_What you have to do:_ Each line below should be repeated exactly as it stands.

_Supplied records:_
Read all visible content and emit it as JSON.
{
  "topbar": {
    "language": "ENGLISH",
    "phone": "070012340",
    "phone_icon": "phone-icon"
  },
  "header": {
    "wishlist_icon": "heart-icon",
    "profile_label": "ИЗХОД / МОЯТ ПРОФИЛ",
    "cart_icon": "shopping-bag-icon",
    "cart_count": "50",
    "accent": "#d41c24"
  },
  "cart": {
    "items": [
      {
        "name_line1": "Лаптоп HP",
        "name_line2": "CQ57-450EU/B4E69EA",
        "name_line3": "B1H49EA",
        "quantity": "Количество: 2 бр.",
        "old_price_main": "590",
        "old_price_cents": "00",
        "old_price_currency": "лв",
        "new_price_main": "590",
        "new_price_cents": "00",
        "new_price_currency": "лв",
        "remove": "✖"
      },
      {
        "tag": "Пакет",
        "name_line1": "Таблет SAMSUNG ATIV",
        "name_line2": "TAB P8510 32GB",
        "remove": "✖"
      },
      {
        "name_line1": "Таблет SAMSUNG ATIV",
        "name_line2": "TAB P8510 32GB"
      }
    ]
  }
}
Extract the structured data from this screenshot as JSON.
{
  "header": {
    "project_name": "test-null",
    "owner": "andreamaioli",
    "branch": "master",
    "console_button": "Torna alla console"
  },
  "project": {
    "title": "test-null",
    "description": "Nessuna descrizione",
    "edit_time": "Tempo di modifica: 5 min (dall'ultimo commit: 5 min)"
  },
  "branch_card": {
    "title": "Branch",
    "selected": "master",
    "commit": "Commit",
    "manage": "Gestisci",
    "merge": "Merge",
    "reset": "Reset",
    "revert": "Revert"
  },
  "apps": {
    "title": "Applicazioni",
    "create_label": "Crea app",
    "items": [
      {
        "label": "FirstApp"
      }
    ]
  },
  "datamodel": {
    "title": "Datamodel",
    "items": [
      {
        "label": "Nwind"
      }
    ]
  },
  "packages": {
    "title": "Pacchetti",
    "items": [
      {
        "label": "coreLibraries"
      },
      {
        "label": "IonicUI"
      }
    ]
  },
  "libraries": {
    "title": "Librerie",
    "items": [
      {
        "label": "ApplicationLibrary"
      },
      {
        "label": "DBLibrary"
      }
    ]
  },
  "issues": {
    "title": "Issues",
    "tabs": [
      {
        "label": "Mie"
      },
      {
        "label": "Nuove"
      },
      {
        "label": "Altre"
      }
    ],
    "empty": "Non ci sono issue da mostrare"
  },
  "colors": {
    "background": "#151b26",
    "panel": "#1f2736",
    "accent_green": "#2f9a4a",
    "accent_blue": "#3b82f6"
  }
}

_Response to this exercise:_
Read all visible content and emit it as JSON.
{
  "topbar": {
    "language": "ENGLISH",
    "phone": "070012340",
    "phone_icon": "phone-icon"
  },
  "header": {
    "wishlist_icon": "heart-icon",
    "profile_label": "ИЗХОД / МОЯТ ПРОФИЛ",
    "cart_icon": "shopping-bag-icon",
    "cart_count": "50",
    "accent": "#d41c24"
  },
  "cart": {
    "items": [
      {
        "name_line1": "Лаптоп HP",
        "name_line2": "CQ57-450EU/B4E69EA",
        "name_line3": "B1H49EA",
        "quantity": "Количество: 2 бр.",
        "old_price_main": "590",
        "old_price_cents": "00",
        "old_price_currency": "лв",
        "new_price_main": "590",
        "new_price_cents": "00",
        "new_price_currency": "лв",
        "remove": "✖"
      },
      {
        "tag": "Пакет",
        "name_line1": "Таблет SAMSUNG ATIV",
        "name_line2": "TAB P8510 32GB",
        "remove": "✖"
      },
      {
        "name_line1": "Таблет SAMSUNG ATIV",
        "name_line2": "TAB P8510 32GB"
      }
    ]
  }
}
Extract the structured data from this screenshot as JSON.
{
  "header": {
    "project_name": "test-null",
    "owner": "andreamaioli",
    "branch": "master",
    "console_button": "Torna alla console"
  },
  "project": {
    "title": "test-null",
    "description": "Nessuna descrizione",
    "edit_time": "Tempo di modifica: 5 min (dall'ultimo commit: 5 min)"
  },
  "branch_card": {
    "title": "Branch",
    "selected": "master",
    "commit": "Commit",
    "manage": "Gestisci",
    "merge": "Merge",
    "reset": "Reset",
    "revert": "Revert"
  },
  "apps": {
    "title": "Applicazioni",
    "create_label": "Crea app",
    "items": [
      {
        "label": "FirstApp"
      }
    ]
  },
  "datamodel": {
    "title": "Datamodel",
    "items": [
      {
        "label": "Nwind"
      }
    ]
  },
  "packages": {
    "title": "Pacchetti",
    "items": [
      {
        "label": "coreLibraries"
      },
      {
        "label": "IonicUI"
      }
    ]
  },
  "libraries": {
    "title": "Librerie",
    "items": [
      {
        "label": "ApplicationLibrary"
      },
      {
        "label": "DBLibrary"
      }
    ]
  },
  "issues": {
    "title": "Issues",
    "tabs": [
      {
        "label": "Mie"
      },
      {
        "label": "Nuove"
      },
      {
        "label": "Altre"
      }
    ],
    "empty": "Non ci sono issue da mostrare"
  },
  "colors": {
    "background": "#151b26",
    "panel": "#1f2736",
    "accent_green": "#2f9a4a",
    "accent_blue": "#3b82f6"
  }
}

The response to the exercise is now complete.